I have now lived in Scotland for four years and whenever the topic of circumcision comes up (which happens more often that one would think), there is a collective shudder amongst the non-Jewish Europeans. Aversion to the practice is absolutely ingrained in Europeans because, on its surface, it isn’t pleasant. Outside of a context where it is the norm, it can appear a startlingly arcane practice. In the United States, I never thought twice of the fact that I was circumcised, whereas here it singles me out as being different – both Jewish and American – and someone in need of sympathy, a trauma victim.

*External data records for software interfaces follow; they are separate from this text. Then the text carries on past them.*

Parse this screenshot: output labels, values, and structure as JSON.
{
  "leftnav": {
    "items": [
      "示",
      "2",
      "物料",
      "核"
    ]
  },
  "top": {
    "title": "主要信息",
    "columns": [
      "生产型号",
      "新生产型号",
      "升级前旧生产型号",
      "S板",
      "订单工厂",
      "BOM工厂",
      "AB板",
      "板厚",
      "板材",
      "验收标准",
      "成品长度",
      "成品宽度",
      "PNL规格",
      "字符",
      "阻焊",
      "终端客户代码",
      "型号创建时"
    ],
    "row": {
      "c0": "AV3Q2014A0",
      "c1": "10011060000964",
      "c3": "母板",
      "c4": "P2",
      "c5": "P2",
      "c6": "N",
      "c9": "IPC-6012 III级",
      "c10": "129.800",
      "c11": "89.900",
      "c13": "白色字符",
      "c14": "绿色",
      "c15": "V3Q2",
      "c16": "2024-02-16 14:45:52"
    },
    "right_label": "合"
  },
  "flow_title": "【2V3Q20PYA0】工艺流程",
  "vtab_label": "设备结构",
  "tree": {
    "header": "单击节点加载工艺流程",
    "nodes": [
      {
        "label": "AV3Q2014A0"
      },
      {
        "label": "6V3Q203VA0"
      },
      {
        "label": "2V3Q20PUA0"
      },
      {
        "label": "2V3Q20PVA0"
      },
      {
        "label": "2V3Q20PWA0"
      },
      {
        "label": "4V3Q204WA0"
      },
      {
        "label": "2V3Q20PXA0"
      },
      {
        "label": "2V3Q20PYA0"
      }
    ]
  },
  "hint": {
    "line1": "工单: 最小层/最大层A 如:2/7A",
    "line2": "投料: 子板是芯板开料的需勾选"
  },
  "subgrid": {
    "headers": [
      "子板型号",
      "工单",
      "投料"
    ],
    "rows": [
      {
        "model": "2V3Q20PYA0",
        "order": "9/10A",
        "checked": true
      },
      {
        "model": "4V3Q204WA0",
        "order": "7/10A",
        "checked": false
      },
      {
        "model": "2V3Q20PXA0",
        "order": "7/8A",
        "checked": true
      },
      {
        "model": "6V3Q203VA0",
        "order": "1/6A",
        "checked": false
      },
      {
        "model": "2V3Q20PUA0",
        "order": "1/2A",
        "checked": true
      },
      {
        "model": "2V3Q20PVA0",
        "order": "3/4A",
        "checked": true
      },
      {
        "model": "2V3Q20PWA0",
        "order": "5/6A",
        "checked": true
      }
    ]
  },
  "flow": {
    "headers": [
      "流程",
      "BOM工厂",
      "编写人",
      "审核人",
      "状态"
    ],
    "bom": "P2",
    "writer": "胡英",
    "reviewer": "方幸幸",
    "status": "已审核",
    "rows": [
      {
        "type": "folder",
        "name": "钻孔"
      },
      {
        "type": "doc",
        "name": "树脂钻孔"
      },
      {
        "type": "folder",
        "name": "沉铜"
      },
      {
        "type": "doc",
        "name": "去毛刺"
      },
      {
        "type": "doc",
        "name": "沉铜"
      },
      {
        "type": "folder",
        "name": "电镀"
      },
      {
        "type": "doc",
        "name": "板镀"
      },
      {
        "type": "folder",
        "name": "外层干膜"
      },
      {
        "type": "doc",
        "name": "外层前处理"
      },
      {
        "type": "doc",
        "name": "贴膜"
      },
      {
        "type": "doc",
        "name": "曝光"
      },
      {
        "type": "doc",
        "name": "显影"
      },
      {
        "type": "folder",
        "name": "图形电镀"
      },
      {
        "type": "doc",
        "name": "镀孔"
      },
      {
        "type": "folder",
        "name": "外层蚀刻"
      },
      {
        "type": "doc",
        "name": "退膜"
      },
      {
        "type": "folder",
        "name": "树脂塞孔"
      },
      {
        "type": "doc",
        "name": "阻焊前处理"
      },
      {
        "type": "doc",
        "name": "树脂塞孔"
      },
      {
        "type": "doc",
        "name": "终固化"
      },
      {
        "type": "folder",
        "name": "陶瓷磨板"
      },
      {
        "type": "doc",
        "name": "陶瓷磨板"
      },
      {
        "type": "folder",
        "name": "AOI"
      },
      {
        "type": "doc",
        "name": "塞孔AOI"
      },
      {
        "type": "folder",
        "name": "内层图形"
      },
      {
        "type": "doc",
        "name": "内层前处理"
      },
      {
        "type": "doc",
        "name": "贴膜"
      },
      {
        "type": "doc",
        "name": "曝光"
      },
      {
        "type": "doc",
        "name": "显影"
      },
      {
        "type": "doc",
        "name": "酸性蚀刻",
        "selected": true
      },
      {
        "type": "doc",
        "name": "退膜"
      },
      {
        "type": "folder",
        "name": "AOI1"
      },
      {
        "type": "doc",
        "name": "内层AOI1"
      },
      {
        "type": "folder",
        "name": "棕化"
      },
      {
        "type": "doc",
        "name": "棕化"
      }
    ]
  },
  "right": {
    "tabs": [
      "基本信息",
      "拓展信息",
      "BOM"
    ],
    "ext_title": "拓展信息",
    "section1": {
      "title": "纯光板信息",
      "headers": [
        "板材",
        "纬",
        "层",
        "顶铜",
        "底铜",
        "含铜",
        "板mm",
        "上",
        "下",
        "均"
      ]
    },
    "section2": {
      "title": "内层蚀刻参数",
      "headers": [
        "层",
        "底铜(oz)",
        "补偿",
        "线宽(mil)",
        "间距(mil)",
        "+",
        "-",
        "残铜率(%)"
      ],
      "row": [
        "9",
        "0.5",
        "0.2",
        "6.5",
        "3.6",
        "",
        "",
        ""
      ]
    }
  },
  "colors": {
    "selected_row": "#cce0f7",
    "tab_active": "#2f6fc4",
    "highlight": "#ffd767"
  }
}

Ultimately, while partisans continue to appeal to different "scientific facts" in support of their arguments, it is impossible to arrive at a non-objective conclusion; the decision to circumcise or not carries with it both positive and negative effects. Clearly, insecurities and anxieties over circumcision thrive in an environment where cultural minorities alone participate in the practice.
It is important, as the EU resolution states, to ensure that the conditions within which the procedures are performed meet necessary standards. However, to seek a complete ban on the practice is an attempt at enforced cultural homogeneity that is fundamentally at odds with Europe both as an idea and in practice. What’s more, I question what the effect on circumcised men is of the constant reiteration that they have been "mutilated;" what consequences that will have on their mental well-being. In my eyes, the repetitive assertion that circumcision is harmful fuels the cycle of trauma with greater surety than a controlled, and relatively minor neonatal procedure.
James McDonald is a displaced Brooklynite studying for an MLitt in Scottish History at the University of Glasgow.